Also available for: Nintendo Wii and Playstation 2
From: Raven/Activision (PS3/360), Amaze Entertainment/Activision (PS2/Wii)
ESRB Rating (PS3/360): Mature (Blood and gore, intense violence, language)
ESRB Rating (Wii/PS2): Teen (Blood, mild language, tobacco reference, violence)
With all due respect to what it is — a “God of War” knockoff built around the story and murderous stylings of Wolverine — “X-Men Origins: Wolverine” deserves credit for what it isn’t.
For starters, “Wolverine” isn’t nearly as mindless or shameless as your typical knockoff. There are a few basic attack maneuvers you could, theoretically, mash ad infinitum up to and through the closing credits. But the game quickly complements those moves with some unique attacks — including grapple maneuvers and an awesome lunge attack that allows you to pinpoint and pounce on an enemy from the other side of the screen — that simply are too fun to ignore.
“Wolverine” also resists most urges to use onscreen button prompts as a means of executing routine finishing attacks or playing out elaborate action sequences. There are cutscenes, but you’re free to simply enjoy them before the game frees you back up to do whatever you want. A special quick kill attack, which seems destined to be dumbed down through onscreen prompts, instead uses a cool slowdown mechanic that tests your timing rather than some ability to mindlessly obey simple commands.
The sum total of Wolverine’s diverse offense makes navigating the game’s shortcomings less of a chore than they otherwise would be. “Wolverine,” like most movie-based games, has the unenviable task of turning a two-hour film into a six-to-eight-hour story, and the game strains by taking you back and forth in time (and, consequently, through a few mid-game levels that look awfully similar to early levels).
For similar reasons, you’ll encounter huge numbers of the same enemy types, which can be a chore when the enemy in question poses little challenge but still requires time to take down. Wolverine’s innate ability to regenerate health makes for some easy boss fights that drag on longer than necessary, though some impressive set pieces in the late going do plenty to mitigate the onset of repetition. A continuous leveling system, which expands your arsenal and makes finding the optional collectables a fun and worthwhile endeavor, also keeps things from getting too mindless.

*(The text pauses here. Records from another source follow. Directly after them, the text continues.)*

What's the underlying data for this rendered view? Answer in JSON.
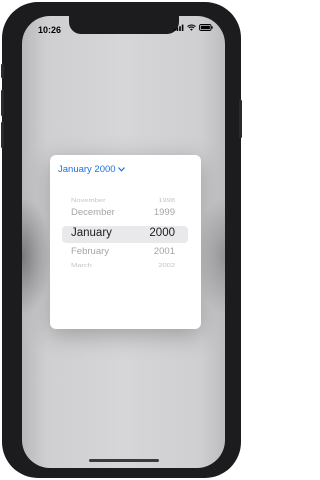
{
  "status_bar": {
    "time": "10:26"
  },
  "date_picker": {
    "header_label": "January 2000",
    "header_icon": "chevron-down-icon",
    "accent_color": "#1a73e8",
    "rows": [
      {
        "month": "November",
        "year": "1998"
      },
      {
        "month": "December",
        "year": "1999"
      },
      {
        "month": "January",
        "year": "2000"
      },
      {
        "month": "February",
        "year": "2001"
      },
      {
        "month": "March",
        "year": "2002"
      }
    ]
  }
}
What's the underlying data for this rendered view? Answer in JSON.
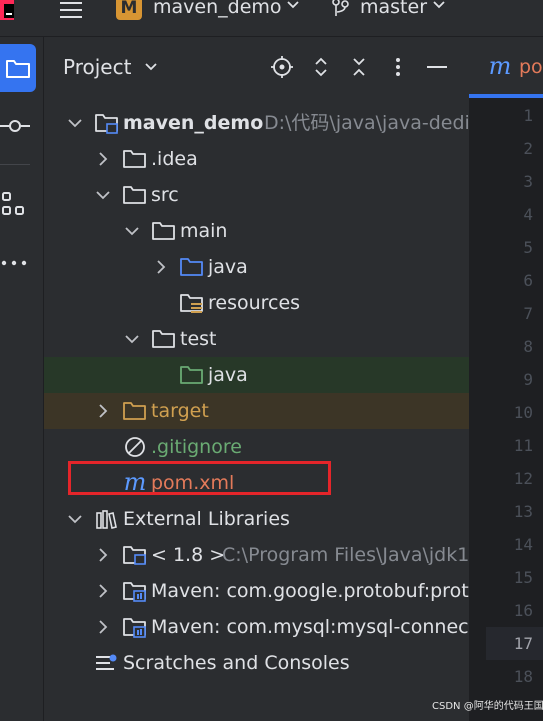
{
  "topbar": {
    "project_badge": "M",
    "project_name": "maven_demo",
    "branch": "master"
  },
  "panel": {
    "title": "Project"
  },
  "tree": {
    "root": {
      "name": "maven_demo",
      "path": "D:\\代码\\java\\java-dedi"
    },
    "idea": ".idea",
    "src": "src",
    "main": "main",
    "main_java": "java",
    "resources": "resources",
    "test": "test",
    "test_java": "java",
    "target": "target",
    "gitignore": ".gitignore",
    "pom": "pom.xml",
    "external_libraries": "External Libraries",
    "jdk": {
      "name": "< 1.8 >",
      "path": "C:\\Program Files\\Java\\jdk1"
    },
    "maven1": "Maven: com.google.protobuf:proto",
    "maven2": "Maven: com.mysql:mysql-connecto",
    "scratches": "Scratches and Consoles"
  },
  "editor": {
    "tab_label": "po",
    "tab_icon_letter": "m",
    "line_numbers": [
      "1",
      "2",
      "3",
      "4",
      "5",
      "6",
      "7",
      "8",
      "9",
      "10",
      "11",
      "12",
      "13",
      "14",
      "15",
      "16",
      "17",
      "18"
    ],
    "current_line": "17"
  },
  "watermark": "CSDN @阿华的代码王国",
  "colors": {
    "accent": "#3574f0",
    "highlight_box": "#e5252a",
    "orange_text": "#d0a050",
    "green_text": "#6aab73",
    "maven_blue": "#5c9aff"
  }
}
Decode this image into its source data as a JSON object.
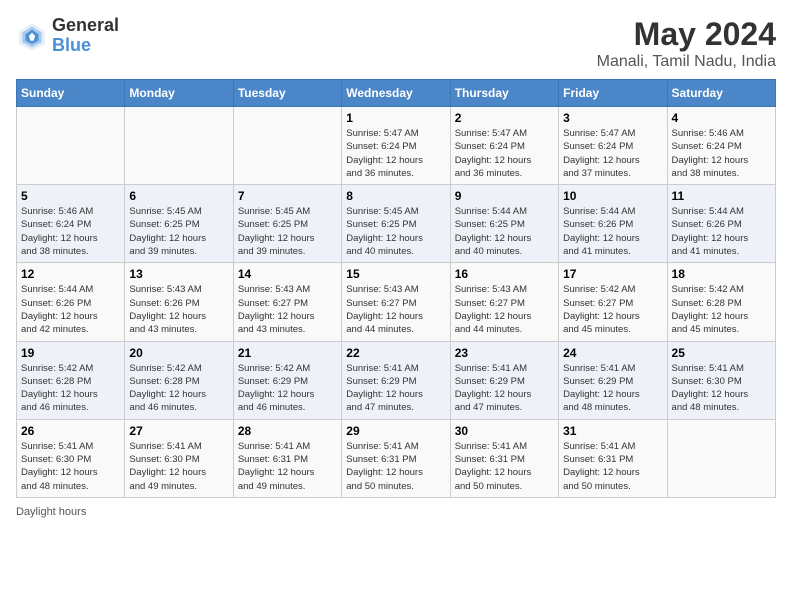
{
  "logo": {
    "line1": "General",
    "line2": "Blue"
  },
  "title": "May 2024",
  "subtitle": "Manali, Tamil Nadu, India",
  "days_of_week": [
    "Sunday",
    "Monday",
    "Tuesday",
    "Wednesday",
    "Thursday",
    "Friday",
    "Saturday"
  ],
  "footer": "Daylight hours",
  "weeks": [
    [
      {
        "day": "",
        "info": ""
      },
      {
        "day": "",
        "info": ""
      },
      {
        "day": "",
        "info": ""
      },
      {
        "day": "1",
        "info": "Sunrise: 5:47 AM\nSunset: 6:24 PM\nDaylight: 12 hours\nand 36 minutes."
      },
      {
        "day": "2",
        "info": "Sunrise: 5:47 AM\nSunset: 6:24 PM\nDaylight: 12 hours\nand 36 minutes."
      },
      {
        "day": "3",
        "info": "Sunrise: 5:47 AM\nSunset: 6:24 PM\nDaylight: 12 hours\nand 37 minutes."
      },
      {
        "day": "4",
        "info": "Sunrise: 5:46 AM\nSunset: 6:24 PM\nDaylight: 12 hours\nand 38 minutes."
      }
    ],
    [
      {
        "day": "5",
        "info": "Sunrise: 5:46 AM\nSunset: 6:24 PM\nDaylight: 12 hours\nand 38 minutes."
      },
      {
        "day": "6",
        "info": "Sunrise: 5:45 AM\nSunset: 6:25 PM\nDaylight: 12 hours\nand 39 minutes."
      },
      {
        "day": "7",
        "info": "Sunrise: 5:45 AM\nSunset: 6:25 PM\nDaylight: 12 hours\nand 39 minutes."
      },
      {
        "day": "8",
        "info": "Sunrise: 5:45 AM\nSunset: 6:25 PM\nDaylight: 12 hours\nand 40 minutes."
      },
      {
        "day": "9",
        "info": "Sunrise: 5:44 AM\nSunset: 6:25 PM\nDaylight: 12 hours\nand 40 minutes."
      },
      {
        "day": "10",
        "info": "Sunrise: 5:44 AM\nSunset: 6:26 PM\nDaylight: 12 hours\nand 41 minutes."
      },
      {
        "day": "11",
        "info": "Sunrise: 5:44 AM\nSunset: 6:26 PM\nDaylight: 12 hours\nand 41 minutes."
      }
    ],
    [
      {
        "day": "12",
        "info": "Sunrise: 5:44 AM\nSunset: 6:26 PM\nDaylight: 12 hours\nand 42 minutes."
      },
      {
        "day": "13",
        "info": "Sunrise: 5:43 AM\nSunset: 6:26 PM\nDaylight: 12 hours\nand 43 minutes."
      },
      {
        "day": "14",
        "info": "Sunrise: 5:43 AM\nSunset: 6:27 PM\nDaylight: 12 hours\nand 43 minutes."
      },
      {
        "day": "15",
        "info": "Sunrise: 5:43 AM\nSunset: 6:27 PM\nDaylight: 12 hours\nand 44 minutes."
      },
      {
        "day": "16",
        "info": "Sunrise: 5:43 AM\nSunset: 6:27 PM\nDaylight: 12 hours\nand 44 minutes."
      },
      {
        "day": "17",
        "info": "Sunrise: 5:42 AM\nSunset: 6:27 PM\nDaylight: 12 hours\nand 45 minutes."
      },
      {
        "day": "18",
        "info": "Sunrise: 5:42 AM\nSunset: 6:28 PM\nDaylight: 12 hours\nand 45 minutes."
      }
    ],
    [
      {
        "day": "19",
        "info": "Sunrise: 5:42 AM\nSunset: 6:28 PM\nDaylight: 12 hours\nand 46 minutes."
      },
      {
        "day": "20",
        "info": "Sunrise: 5:42 AM\nSunset: 6:28 PM\nDaylight: 12 hours\nand 46 minutes."
      },
      {
        "day": "21",
        "info": "Sunrise: 5:42 AM\nSunset: 6:29 PM\nDaylight: 12 hours\nand 46 minutes."
      },
      {
        "day": "22",
        "info": "Sunrise: 5:41 AM\nSunset: 6:29 PM\nDaylight: 12 hours\nand 47 minutes."
      },
      {
        "day": "23",
        "info": "Sunrise: 5:41 AM\nSunset: 6:29 PM\nDaylight: 12 hours\nand 47 minutes."
      },
      {
        "day": "24",
        "info": "Sunrise: 5:41 AM\nSunset: 6:29 PM\nDaylight: 12 hours\nand 48 minutes."
      },
      {
        "day": "25",
        "info": "Sunrise: 5:41 AM\nSunset: 6:30 PM\nDaylight: 12 hours\nand 48 minutes."
      }
    ],
    [
      {
        "day": "26",
        "info": "Sunrise: 5:41 AM\nSunset: 6:30 PM\nDaylight: 12 hours\nand 48 minutes."
      },
      {
        "day": "27",
        "info": "Sunrise: 5:41 AM\nSunset: 6:30 PM\nDaylight: 12 hours\nand 49 minutes."
      },
      {
        "day": "28",
        "info": "Sunrise: 5:41 AM\nSunset: 6:31 PM\nDaylight: 12 hours\nand 49 minutes."
      },
      {
        "day": "29",
        "info": "Sunrise: 5:41 AM\nSunset: 6:31 PM\nDaylight: 12 hours\nand 50 minutes."
      },
      {
        "day": "30",
        "info": "Sunrise: 5:41 AM\nSunset: 6:31 PM\nDaylight: 12 hours\nand 50 minutes."
      },
      {
        "day": "31",
        "info": "Sunrise: 5:41 AM\nSunset: 6:31 PM\nDaylight: 12 hours\nand 50 minutes."
      },
      {
        "day": "",
        "info": ""
      }
    ]
  ]
}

The only place “Wolverine” can’t escape its fate is in the perceived value department. Like its fellow knockoffs, it’s a single-player, single-trip experience that, despite an unlockable extra difficulty setting, won’t entice a great deal of immediate return engagements. Recommending this as a buy will be easy once it inevitably drops into the $20-$30 range, but anyone who drops $60 for a game that requires a weekend to turn inside out is likely to regret it soon after.

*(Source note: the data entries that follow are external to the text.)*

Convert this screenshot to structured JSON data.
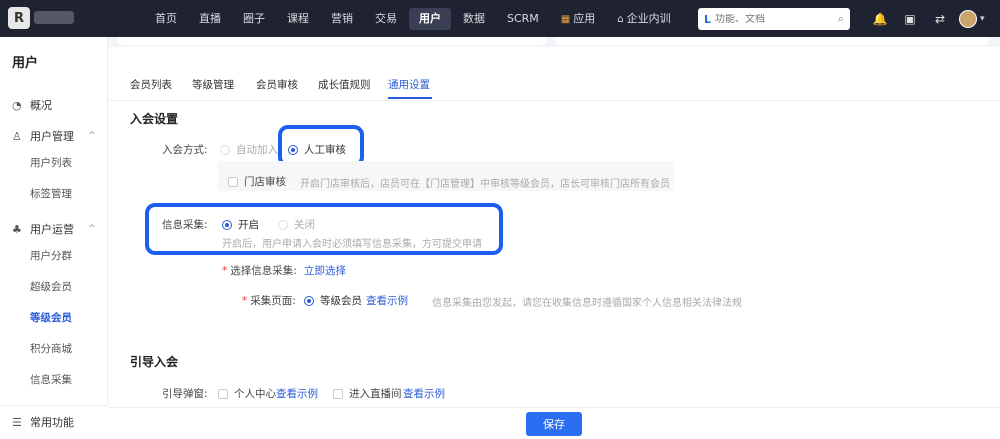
{
  "topbar": {
    "logo_char": "R",
    "nav": [
      {
        "label": "首页",
        "icon": ""
      },
      {
        "label": "直播",
        "icon": ""
      },
      {
        "label": "圈子",
        "icon": ""
      },
      {
        "label": "课程",
        "icon": ""
      },
      {
        "label": "营销",
        "icon": ""
      },
      {
        "label": "交易",
        "icon": ""
      },
      {
        "label": "用户",
        "icon": "",
        "active": true
      },
      {
        "label": "数据",
        "icon": ""
      },
      {
        "label": "SCRM",
        "icon": ""
      },
      {
        "label": "应用",
        "icon": "▦"
      },
      {
        "label": "企业内训",
        "icon": "⌂"
      }
    ],
    "search": {
      "placeholder": "功能、文档",
      "logo_glyph": "L"
    },
    "tools": [
      "🔔",
      "▣",
      "⇄"
    ]
  },
  "sidebar": {
    "title": "用户",
    "groups": [
      {
        "label": "概况",
        "icon": "◔"
      },
      {
        "label": "用户管理",
        "icon": "♙",
        "expand": "^"
      },
      {
        "label": "用户运营",
        "icon": "♣",
        "expand": "^"
      },
      {
        "label": "常用功能",
        "icon": "☰"
      }
    ],
    "sub_mgmt": [
      "用户列表",
      "标签管理"
    ],
    "sub_ops": [
      "用户分群",
      "超级会员",
      "等级会员",
      "积分商城",
      "信息采集"
    ]
  },
  "tabs": [
    "会员列表",
    "等级管理",
    "会员审核",
    "成长值规则",
    "通用设置"
  ],
  "join_settings": {
    "title": "入会设置",
    "mode_label": "入会方式:",
    "options": [
      "自动加入",
      "人工审核"
    ],
    "store_review_label": "门店审核",
    "store_review_hint": "开启门店审核后，店员可在【门店管理】中审核等级会员，店长可审核门店所有会员",
    "info_label": "信息采集:",
    "info_options": [
      "开启",
      "关闭"
    ],
    "info_hint": "开启后，用户申请入会时必须填写信息采集，方可提交申请",
    "select_label": "选择信息采集:",
    "select_link": "立即选择",
    "page_label": "采集页面:",
    "page_option": "等级会员",
    "page_link": "查看示例",
    "page_hint": "信息采集由您发起，请您在收集信息时遵循国家个人信息相关法律法规"
  },
  "guide": {
    "title": "引导入会",
    "popup_label": "引导弹窗:",
    "options": [
      {
        "label": "个人中心",
        "link": "查看示例"
      },
      {
        "label": "进入直播间",
        "link": "查看示例"
      }
    ]
  },
  "footer": {
    "save_label": "保存"
  },
  "colors": {
    "accent": "#2b5cd8",
    "highlight": "#1c5ff0",
    "topbar": "#1f2230"
  }
}
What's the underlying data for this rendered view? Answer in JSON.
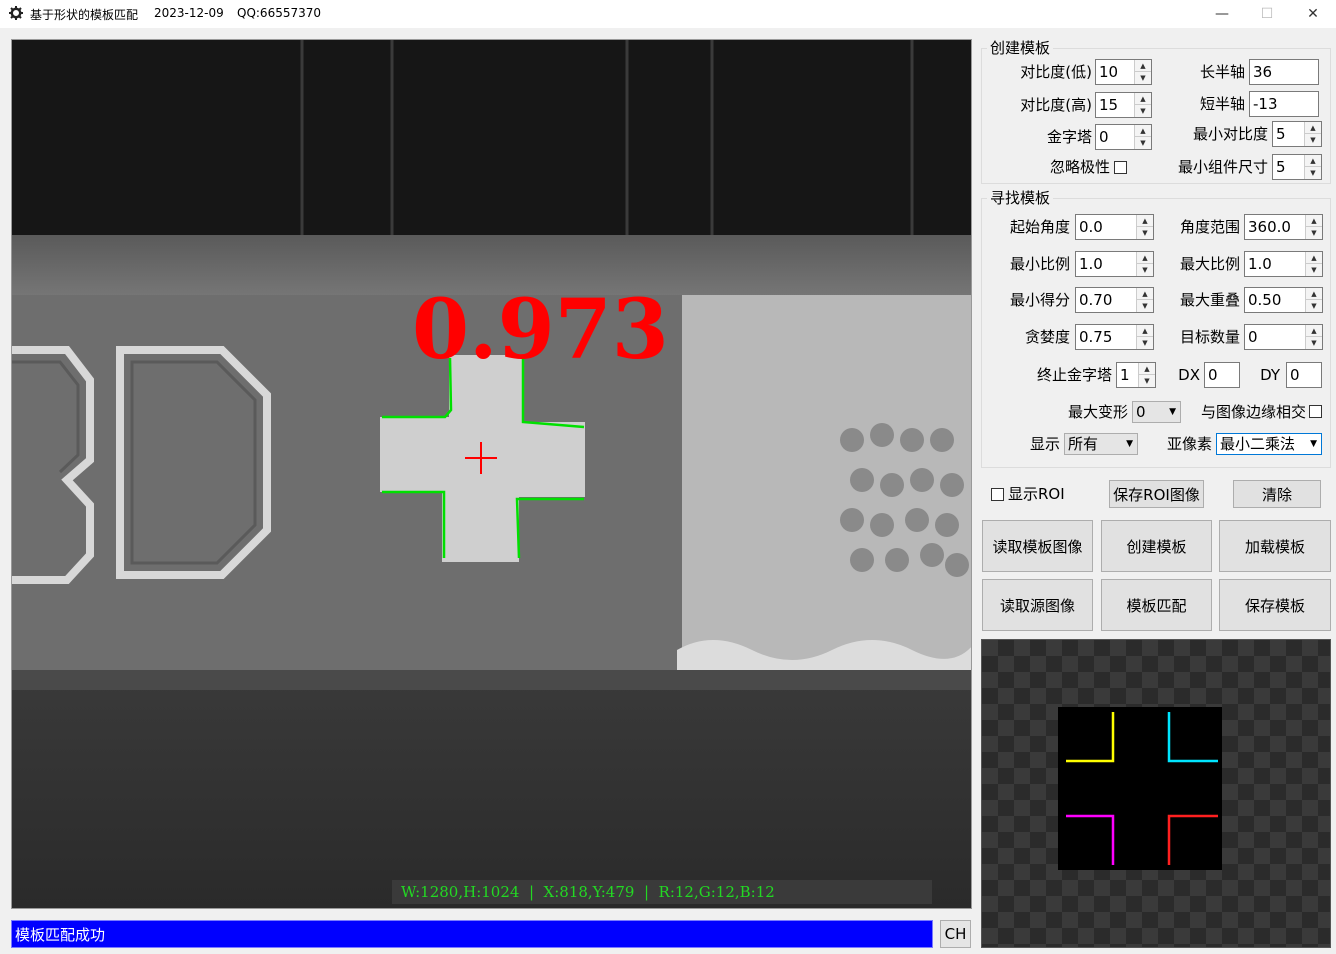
{
  "window": {
    "title": "基于形状的模板匹配",
    "date": "2023-12-09",
    "qq": "QQ:66557370",
    "minimize": "—",
    "maximize": "☐",
    "close": "✕"
  },
  "viewer": {
    "score_text": "0.973",
    "info": "W:1280,H:1024  |  X:818,Y:479  |  R:12,G:12,B:12",
    "overlay_colors": {
      "score": "#ff0000",
      "contour": "#00e000",
      "center": "#ff0000"
    }
  },
  "status": {
    "message": "模板匹配成功",
    "ch": "CH"
  },
  "create_group": {
    "title": "创建模板",
    "contrast_low_label": "对比度(低)",
    "contrast_low": "10",
    "contrast_high_label": "对比度(高)",
    "contrast_high": "15",
    "pyramid_label": "金字塔",
    "pyramid": "0",
    "ignore_polarity_label": "忽略极性",
    "major_axis_label": "长半轴",
    "major_axis": "36",
    "minor_axis_label": "短半轴",
    "minor_axis": "-13",
    "min_contrast_label": "最小对比度",
    "min_contrast": "5",
    "min_component_label": "最小组件尺寸",
    "min_component": "5"
  },
  "find_group": {
    "title": "寻找模板",
    "start_angle_label": "起始角度",
    "start_angle": "0.0",
    "angle_range_label": "角度范围",
    "angle_range": "360.0",
    "min_scale_label": "最小比例",
    "min_scale": "1.0",
    "max_scale_label": "最大比例",
    "max_scale": "1.0",
    "min_score_label": "最小得分",
    "min_score": "0.70",
    "max_overlap_label": "最大重叠",
    "max_overlap": "0.50",
    "greediness_label": "贪婪度",
    "greediness": "0.75",
    "num_matches_label": "目标数量",
    "num_matches": "0",
    "end_pyramid_label": "终止金字塔",
    "end_pyramid": "1",
    "dx_label": "DX",
    "dx": "0",
    "dy_label": "DY",
    "dy": "0",
    "max_deform_label": "最大变形",
    "max_deform": "0",
    "border_label": "与图像边缘相交",
    "display_label": "显示",
    "display": "所有",
    "subpixel_label": "亚像素",
    "subpixel": "最小二乘法"
  },
  "roi": {
    "show_roi_label": "显示ROI",
    "save_roi": "保存ROI图像",
    "clear": "清除"
  },
  "buttons": {
    "read_template_image": "读取模板图像",
    "create_template": "创建模板",
    "load_template": "加载模板",
    "read_source_image": "读取源图像",
    "template_match": "模板匹配",
    "save_template": "保存模板"
  },
  "preview": {
    "corner_colors": [
      "#ffff00",
      "#00e5ff",
      "#ff00ff",
      "#ff2020"
    ]
  }
}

For: Playstation 3 via Playstation Network
From: Zen Studios
ESRB Rating: Everyone (comic mischief, mild suggestive themes)
Zen Studios already proved itself in 2007 with “Pinball FX” on Xbox Live Arcade, and this first-rate follow-up only cements its standing in video game pinball simulation circles. “Zen Pinball” brings with it four original themed tables (classic cars, jungle adventure, shamans and Nikola Tesla), and per usual, each comes loaded with visual eye candy and a myriad of unlockable bonuses and mini-objectives. More importantly, Zen once again nails the nuances of real-world pinball, from ball and flipper speed to the angles the ball takes when bouncing off different objects and corners. But “ZP” also improves on “FX” on numerous fronts. The default camera viewpoint is more useful than any of “FX’s” five viewpoints, though those are included as well if you disagree. Superficially speaking, the game’s interface is considerably more polished, and the sound department benefits immensely from the inclusion of announcers unique to each table. Last but not least is the optional slowdown feature, which allows you the toggle slow-motion on the fly. Enabling the feature voids your ability to record high scores and earn PSN trophies, but it’s a great way to dissect each table’s intricacies, which is no small benefit for gamers bent on mastering these tables before Zen produces more.